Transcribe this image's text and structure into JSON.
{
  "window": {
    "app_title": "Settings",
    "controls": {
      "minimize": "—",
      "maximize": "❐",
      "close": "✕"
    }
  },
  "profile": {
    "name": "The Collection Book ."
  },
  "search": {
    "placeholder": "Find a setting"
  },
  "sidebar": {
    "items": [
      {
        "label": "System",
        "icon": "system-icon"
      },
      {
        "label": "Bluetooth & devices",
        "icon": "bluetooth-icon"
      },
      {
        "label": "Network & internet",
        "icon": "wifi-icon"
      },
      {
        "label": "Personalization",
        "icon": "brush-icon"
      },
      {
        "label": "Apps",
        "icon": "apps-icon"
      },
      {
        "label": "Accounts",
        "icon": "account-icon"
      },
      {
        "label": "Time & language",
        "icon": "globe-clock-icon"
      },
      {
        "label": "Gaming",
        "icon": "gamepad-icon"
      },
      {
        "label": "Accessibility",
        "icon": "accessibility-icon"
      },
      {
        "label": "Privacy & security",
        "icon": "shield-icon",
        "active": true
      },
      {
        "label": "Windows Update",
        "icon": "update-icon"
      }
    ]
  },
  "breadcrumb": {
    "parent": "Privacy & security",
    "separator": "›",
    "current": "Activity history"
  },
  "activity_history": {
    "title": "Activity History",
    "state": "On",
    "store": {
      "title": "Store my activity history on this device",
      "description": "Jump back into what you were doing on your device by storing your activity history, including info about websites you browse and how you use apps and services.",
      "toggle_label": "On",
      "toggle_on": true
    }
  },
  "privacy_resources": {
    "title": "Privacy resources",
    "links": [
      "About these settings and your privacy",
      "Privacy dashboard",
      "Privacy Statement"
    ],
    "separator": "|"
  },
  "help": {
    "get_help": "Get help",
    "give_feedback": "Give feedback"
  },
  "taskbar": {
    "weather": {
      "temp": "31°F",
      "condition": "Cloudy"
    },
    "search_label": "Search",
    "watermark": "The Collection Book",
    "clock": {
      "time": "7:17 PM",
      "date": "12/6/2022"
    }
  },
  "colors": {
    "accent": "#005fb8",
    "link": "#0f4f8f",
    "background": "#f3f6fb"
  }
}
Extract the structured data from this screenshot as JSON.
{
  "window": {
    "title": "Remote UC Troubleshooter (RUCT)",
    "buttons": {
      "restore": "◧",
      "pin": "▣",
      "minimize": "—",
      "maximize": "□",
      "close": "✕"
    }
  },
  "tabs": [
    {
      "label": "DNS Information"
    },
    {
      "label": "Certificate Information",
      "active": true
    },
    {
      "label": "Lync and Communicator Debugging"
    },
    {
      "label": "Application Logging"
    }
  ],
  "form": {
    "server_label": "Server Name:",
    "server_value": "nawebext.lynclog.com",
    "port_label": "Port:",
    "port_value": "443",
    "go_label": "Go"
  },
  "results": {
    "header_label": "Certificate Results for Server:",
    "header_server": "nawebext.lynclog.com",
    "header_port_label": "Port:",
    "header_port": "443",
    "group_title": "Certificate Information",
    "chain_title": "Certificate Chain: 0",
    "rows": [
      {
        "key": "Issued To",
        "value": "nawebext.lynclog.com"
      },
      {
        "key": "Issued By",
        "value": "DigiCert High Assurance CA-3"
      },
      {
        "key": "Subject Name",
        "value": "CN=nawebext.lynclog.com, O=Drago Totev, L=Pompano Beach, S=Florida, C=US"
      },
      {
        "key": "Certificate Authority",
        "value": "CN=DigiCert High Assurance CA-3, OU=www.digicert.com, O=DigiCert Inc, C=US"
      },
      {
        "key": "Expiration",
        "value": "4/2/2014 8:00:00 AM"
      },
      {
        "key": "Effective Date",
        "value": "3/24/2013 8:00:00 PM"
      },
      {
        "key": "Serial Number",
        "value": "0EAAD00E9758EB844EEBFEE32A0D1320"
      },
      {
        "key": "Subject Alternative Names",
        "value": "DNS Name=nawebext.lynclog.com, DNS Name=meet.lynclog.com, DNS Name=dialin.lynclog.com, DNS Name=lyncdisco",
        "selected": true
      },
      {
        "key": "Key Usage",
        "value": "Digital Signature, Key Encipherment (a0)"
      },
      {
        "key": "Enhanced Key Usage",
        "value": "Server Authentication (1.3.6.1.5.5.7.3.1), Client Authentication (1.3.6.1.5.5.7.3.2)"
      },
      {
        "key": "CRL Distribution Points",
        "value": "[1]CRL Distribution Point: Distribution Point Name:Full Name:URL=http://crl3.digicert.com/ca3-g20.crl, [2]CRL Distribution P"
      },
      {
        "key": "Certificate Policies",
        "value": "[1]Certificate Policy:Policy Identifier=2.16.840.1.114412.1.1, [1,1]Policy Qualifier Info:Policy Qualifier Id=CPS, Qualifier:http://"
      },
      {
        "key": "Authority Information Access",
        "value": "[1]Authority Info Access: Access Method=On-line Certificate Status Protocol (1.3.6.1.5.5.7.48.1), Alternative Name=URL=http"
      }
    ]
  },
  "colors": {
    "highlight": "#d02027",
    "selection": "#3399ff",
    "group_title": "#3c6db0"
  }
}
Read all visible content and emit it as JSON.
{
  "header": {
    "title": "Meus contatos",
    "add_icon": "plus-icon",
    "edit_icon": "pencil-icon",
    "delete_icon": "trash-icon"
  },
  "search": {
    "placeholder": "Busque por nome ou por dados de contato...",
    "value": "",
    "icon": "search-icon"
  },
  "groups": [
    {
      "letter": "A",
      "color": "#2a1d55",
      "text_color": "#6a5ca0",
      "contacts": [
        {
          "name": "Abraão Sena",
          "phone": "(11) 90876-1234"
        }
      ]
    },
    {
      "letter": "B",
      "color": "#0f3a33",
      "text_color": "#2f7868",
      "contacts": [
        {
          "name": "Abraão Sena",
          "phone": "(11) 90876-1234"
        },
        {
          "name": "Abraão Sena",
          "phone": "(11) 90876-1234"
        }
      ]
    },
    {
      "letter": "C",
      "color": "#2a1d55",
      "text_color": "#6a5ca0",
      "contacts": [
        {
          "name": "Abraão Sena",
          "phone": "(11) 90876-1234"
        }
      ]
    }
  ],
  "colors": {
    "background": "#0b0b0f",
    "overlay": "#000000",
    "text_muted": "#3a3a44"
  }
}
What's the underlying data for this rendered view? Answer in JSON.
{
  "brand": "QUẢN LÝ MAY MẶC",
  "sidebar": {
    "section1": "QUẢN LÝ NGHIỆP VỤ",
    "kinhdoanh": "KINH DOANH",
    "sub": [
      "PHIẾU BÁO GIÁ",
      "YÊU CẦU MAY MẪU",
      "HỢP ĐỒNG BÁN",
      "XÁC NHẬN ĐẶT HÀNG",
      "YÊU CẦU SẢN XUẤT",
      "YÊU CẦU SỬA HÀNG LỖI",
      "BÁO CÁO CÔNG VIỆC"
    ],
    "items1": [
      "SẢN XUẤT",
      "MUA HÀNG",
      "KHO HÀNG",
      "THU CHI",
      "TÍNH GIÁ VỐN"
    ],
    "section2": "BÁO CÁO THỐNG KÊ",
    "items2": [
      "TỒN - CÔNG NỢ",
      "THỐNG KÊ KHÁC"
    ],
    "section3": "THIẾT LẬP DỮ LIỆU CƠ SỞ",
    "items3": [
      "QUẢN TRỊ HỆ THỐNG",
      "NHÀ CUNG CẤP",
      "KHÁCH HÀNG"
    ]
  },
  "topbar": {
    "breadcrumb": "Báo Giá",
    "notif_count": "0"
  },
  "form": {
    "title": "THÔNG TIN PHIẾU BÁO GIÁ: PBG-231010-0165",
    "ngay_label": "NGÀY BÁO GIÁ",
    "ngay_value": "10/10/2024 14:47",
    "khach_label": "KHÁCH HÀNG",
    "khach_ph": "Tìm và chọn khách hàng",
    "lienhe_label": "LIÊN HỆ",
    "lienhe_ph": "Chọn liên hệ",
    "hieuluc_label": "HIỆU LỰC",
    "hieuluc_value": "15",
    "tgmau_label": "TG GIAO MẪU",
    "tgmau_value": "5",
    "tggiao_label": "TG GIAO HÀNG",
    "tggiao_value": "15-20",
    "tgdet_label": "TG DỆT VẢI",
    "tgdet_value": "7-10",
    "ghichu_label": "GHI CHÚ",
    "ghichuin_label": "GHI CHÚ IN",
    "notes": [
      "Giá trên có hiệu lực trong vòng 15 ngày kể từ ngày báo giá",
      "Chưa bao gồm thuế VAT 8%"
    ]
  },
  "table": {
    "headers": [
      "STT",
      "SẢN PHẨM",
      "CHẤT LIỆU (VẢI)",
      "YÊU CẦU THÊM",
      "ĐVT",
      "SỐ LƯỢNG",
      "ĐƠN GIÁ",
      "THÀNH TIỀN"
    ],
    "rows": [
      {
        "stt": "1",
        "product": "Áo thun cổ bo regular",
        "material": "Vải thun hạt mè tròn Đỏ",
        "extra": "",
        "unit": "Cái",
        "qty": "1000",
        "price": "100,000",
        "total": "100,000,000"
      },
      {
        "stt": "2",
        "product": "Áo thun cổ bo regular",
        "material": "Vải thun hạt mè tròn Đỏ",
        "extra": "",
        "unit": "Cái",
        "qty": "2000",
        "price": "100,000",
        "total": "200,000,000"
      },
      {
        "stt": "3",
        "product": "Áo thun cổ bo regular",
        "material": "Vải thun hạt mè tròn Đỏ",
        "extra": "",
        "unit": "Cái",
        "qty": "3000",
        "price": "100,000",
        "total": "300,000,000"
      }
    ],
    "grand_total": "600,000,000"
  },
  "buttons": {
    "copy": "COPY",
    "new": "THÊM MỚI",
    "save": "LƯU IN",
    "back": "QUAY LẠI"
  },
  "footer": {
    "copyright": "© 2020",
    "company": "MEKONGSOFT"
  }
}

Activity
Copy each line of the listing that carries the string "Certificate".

Result for this task
      "label": "Certificate Information",
    "header_label": "Certificate Results for Server:",
    "group_title": "Certificate Information",
    "chain_title": "Certificate Chain: 0",
        "key": "Certificate Authority",
        "key": "Certificate Policies",
        "value": "[1]Certificate Policy:Policy Identifier=2.16.840.1.114412.1.1, [1,1]Policy Qualifier Info:Policy Qualifier Id=CPS, Qualifier:http://"
        "value": "[1]Authority Info Access: Access Method=On-line Certificate Status Protocol (1.3.6.1.5.5.7.48.1), Alternative Name=URL=http"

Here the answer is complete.